Why does COVID-19 leave some without taste and smell? It could be genes - study

A team of researchers at 23andme have identified a genetic risk factor that increased the odds that people would lose their sense of smell or taste after a COVID infection by 11%.

 Test tubes labelled "COVID-19 Omicron variant test positive" are seen in this illustration picture taken January 15, 2022.  (photo credit: REUTERS/DADO RUVIC/ILLUSTRATION)
Test tubes labelled "COVID-19 Omicron variant test positive" are seen in this illustration picture taken January 15, 2022.
(photo credit: REUTERS/DADO RUVIC/ILLUSTRATION)

A new study suggests there is a genetic factor that increases the odds of someone losing their sense of smell or taste after getting COVID-19.

A team of researchers at 23andme have identified a genetic risk factor that increased the odds of that happening by 11%, according to a study recently published in the journal Nature Genetics

Women were 11% more likely than men to report losing those senses after contracting the virus, the study said, with 73% of those affected being between 26 and 35 years old.

 People brace against the cold while waiting for COVID-19 test to be administered (credit: REUTERS/DAVID 'DEE' DELGADO) People brace against the cold while waiting for COVID-19 test to be administered (credit: REUTERS/DAVID 'DEE' DELGADO)

The team then conducted a genome study of those who reported the symptom and those who reported they didn’t have the symptom.

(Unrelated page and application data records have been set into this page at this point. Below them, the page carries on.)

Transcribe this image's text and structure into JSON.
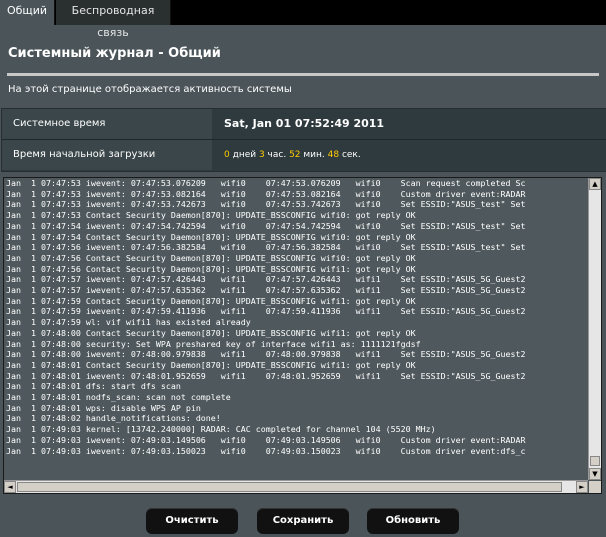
{
  "tabs": {
    "general": "Общий",
    "wireless": "Беспроводная связь"
  },
  "page": {
    "title": "Системный журнал - Общий",
    "description": "На этой странице отображается активность системы"
  },
  "info": {
    "system_time_label": "Системное время",
    "system_time_value": "Sat, Jan 01 07:52:49 2011",
    "uptime_label": "Время начальной загрузки",
    "uptime": {
      "days": "0",
      "days_unit": " дней ",
      "hours": "3",
      "hours_unit": " час. ",
      "minutes": "52",
      "minutes_unit": " мин. ",
      "seconds": "48",
      "seconds_unit": " сек."
    }
  },
  "log_lines": [
    "Jan  1 07:47:53 iwevent: 07:47:53.076209   wifi0    07:47:53.076209   wifi0    Scan request completed Sc",
    "Jan  1 07:47:53 iwevent: 07:47:53.082164   wifi0    07:47:53.082164   wifi0    Custom driver event:RADAR",
    "Jan  1 07:47:53 iwevent: 07:47:53.742673   wifi0    07:47:53.742673   wifi0    Set ESSID:\"ASUS_test\" Set",
    "Jan  1 07:47:53 Contact Security Daemon[870]: UPDATE_BSSCONFIG wifi0: got reply OK",
    "Jan  1 07:47:54 iwevent: 07:47:54.742594   wifi0    07:47:54.742594   wifi0    Set ESSID:\"ASUS_test\" Set",
    "Jan  1 07:47:54 Contact Security Daemon[870]: UPDATE_BSSCONFIG wifi0: got reply OK",
    "Jan  1 07:47:56 iwevent: 07:47:56.382584   wifi0    07:47:56.382584   wifi0    Set ESSID:\"ASUS_test\" Set",
    "Jan  1 07:47:56 Contact Security Daemon[870]: UPDATE_BSSCONFIG wifi0: got reply OK",
    "Jan  1 07:47:56 Contact Security Daemon[870]: UPDATE_BSSCONFIG wifi1: got reply OK",
    "Jan  1 07:47:57 iwevent: 07:47:57.426443   wifi1    07:47:57.426443   wifi1    Set ESSID:\"ASUS_5G_Guest2",
    "Jan  1 07:47:57 iwevent: 07:47:57.635362   wifi1    07:47:57.635362   wifi1    Set ESSID:\"ASUS_5G_Guest2",
    "Jan  1 07:47:59 Contact Security Daemon[870]: UPDATE_BSSCONFIG wifi1: got reply OK",
    "Jan  1 07:47:59 iwevent: 07:47:59.411936   wifi1    07:47:59.411936   wifi1    Set ESSID:\"ASUS_5G_Guest2",
    "Jan  1 07:47:59 wl: vif wifi1 has existed already",
    "Jan  1 07:48:00 Contact Security Daemon[870]: UPDATE_BSSCONFIG wifi1: got reply OK",
    "Jan  1 07:48:00 security: Set WPA preshared key of interface wifi1 as: 1111121fgdsf",
    "Jan  1 07:48:00 iwevent: 07:48:00.979838   wifi1    07:48:00.979838   wifi1    Set ESSID:\"ASUS_5G_Guest2",
    "Jan  1 07:48:01 Contact Security Daemon[870]: UPDATE_BSSCONFIG wifi1: got reply OK",
    "Jan  1 07:48:01 iwevent: 07:48:01.952659   wifi1    07:48:01.952659   wifi1    Set ESSID:\"ASUS_5G_Guest2",
    "Jan  1 07:48:01 dfs: start dfs scan",
    "Jan  1 07:48:01 nodfs_scan: scan not complete",
    "Jan  1 07:48:01 wps: disable WPS AP pin",
    "Jan  1 07:48:02 handle_notifications: done!",
    "Jan  1 07:49:03 kernel: [13742.240000] RADAR: CAC completed for channel 104 (5520 MHz)",
    "Jan  1 07:49:03 iwevent: 07:49:03.149506   wifi0    07:49:03.149506   wifi0    Custom driver event:RADAR",
    "Jan  1 07:49:03 iwevent: 07:49:03.150023   wifi0    07:49:03.150023   wifi0    Custom driver event:dfs_c"
  ],
  "buttons": {
    "clear": "Очистить",
    "save": "Сохранить",
    "refresh": "Обновить"
  },
  "scroll_icons": {
    "up": "▲",
    "down": "▼",
    "left": "◄",
    "right": "►"
  },
  "colors": {
    "background": "#4a5459",
    "accent_number": "#ffcc00",
    "tabbar": "#000000"
  }
}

They found a location near two genes— UGT2A1 and UGT2A2— associated with the loss of taste and smell from a bout of COVID-19. 

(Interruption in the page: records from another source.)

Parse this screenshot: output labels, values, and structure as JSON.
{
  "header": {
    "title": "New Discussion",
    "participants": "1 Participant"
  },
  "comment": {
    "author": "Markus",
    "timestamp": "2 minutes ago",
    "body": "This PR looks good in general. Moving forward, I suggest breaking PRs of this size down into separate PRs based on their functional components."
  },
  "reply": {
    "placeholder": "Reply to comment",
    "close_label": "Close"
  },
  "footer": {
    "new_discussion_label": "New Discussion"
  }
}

Researchers noted that the study had some limitations, including a bias towards people of European ancestry. Although more research is needed, the study’s findings might help scientists better understand why some people who contract the virus lose one or both senses.